Grads team up to help kids with disabilities

Convocation is imminent and it is time for the graduating class of 2008 to step out of the safety of the university classroom and into reality. Our days no longer consist of lounging by the fountain between classes; the future we had planned for is upon us and the real world is calling. For my friend Sean Burr and I, the real world for the next few months will be a small town in Siberia by the name of Khanty-Mansiysk. How did a biology major and a Russian major combine their experiences to launch an international development project in Siberia? Read on for the answer.

I would consider my academic experience at UVic to be eclectic. My classes ranged from religious studies to a directed studies in clinical oncology. I had the option to choose from a diverse base of courses, and in retrospect I am glad to have done so. This exposed me to many interesting topics in the arts and sciences that inspired me to become involved in activities outside of the school walls.

In my second year I chose to volunteer with Recreation Integration Victoria (RIV), a local non-profit organization that facilitates active lifestyles for people with disabilities. My volunteer work involved engaging in recreational activities with a teen with a disability. This experience led me to apply for my first biology co-op job with RIV as an inclusion facilitator, responsible for promoting the inclusion and integration of youth with disabilities into summer camps alongside “typical” youth.

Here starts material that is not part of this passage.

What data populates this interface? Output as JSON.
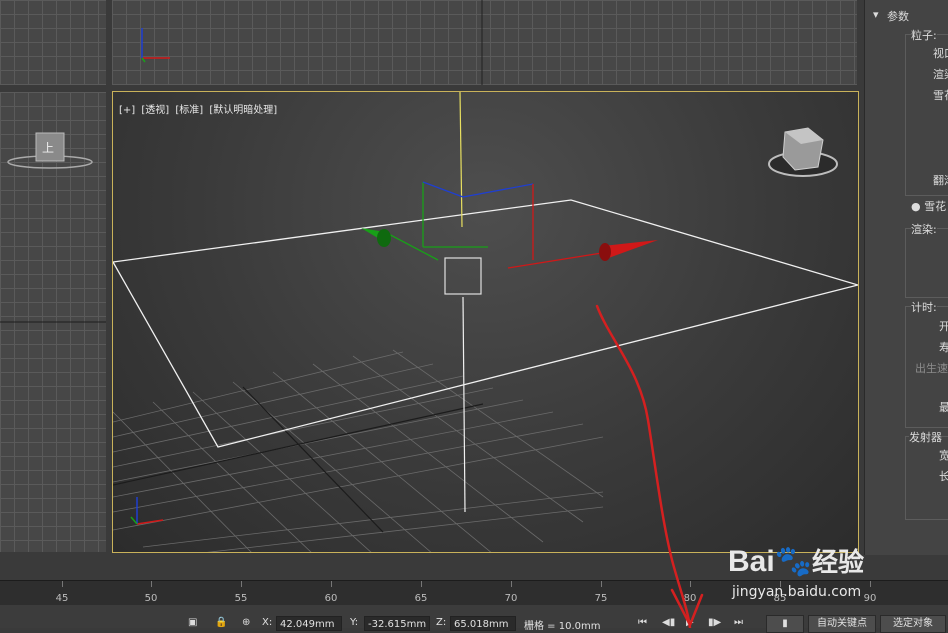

I have remained with RIV ever since and I am truly grateful for the opportunity presented by the biology co-op program. My studies have also exposed me to wonderful organizations such as CanAssist, where I am currently working until my departure for Russia.

At UVic, I became good friends with Sean Burr, who is convocating this June as well, with a BA in Russian and Slavonic studies. Sean, like me, has had the privilege of a very diverse and varied education at UVic. Sean took classes from Russian and Slavonic studies professor Dr. Megan Swift, who, knowing Sean’s interest in international relations and development, recommended he apply for a grant offered by the Canadian International Development Agency (CIDA). Entitled Partnerships for Tomorrow Phase II, this grant program helps in the rehabilitation process in Eastern Europe by establishing partnerships between organizations there and in Canada.

This past September, I introduced Sean to RIV, where he began to work with children with disabilities in an afterschool program and developed an interest in advocacy for people with disabilities. It is with this interest that he approached me to collaborate on a program for persons with disabilities. Knowing that persons with disabilities are a population hugely marginalized in Russia, Sean and I decided to embark on creating a project based on what we had learned at RIV, where recreation is used as a means to integrate and include persons with disabilities into society as a whole.

Working alongside UVic graduate student Svetlana Esenkulova, Sean and I established communication with an orphanage in Khanty-Mansiysk, which had a number of youths with disabilities. The orphanage director expressed interest in hosting Sean and me, and the groundwork was laid. We developed a program entitled “Integration Through Recreation,” and with the support and sponsorship of RIV, we submitted our idea to CIDA and were awarded $10,000 to commence our project this coming July.

It is a multi-faceted six-week project that will involve developing an inclusive program for the children with disabilities there; our hope is to help decrease the stigma surrounding disability and do our best to integrate the children into the community.

We will be training the staff at the orphanage in inclusive techniques with the hopes that we can develop a long-lasting partnership and sustainable program.

Both Sean and I truly value our experience at UVic and believe it plays an integral role in inspiring us. Where else would students with such diverse academic interests come together to work on a project like Integration Through Recreation?

For continuing news and information on this project, visit

Written by Robin Mazumder


In this story

Keywords: grads, te, help, kids

Related stories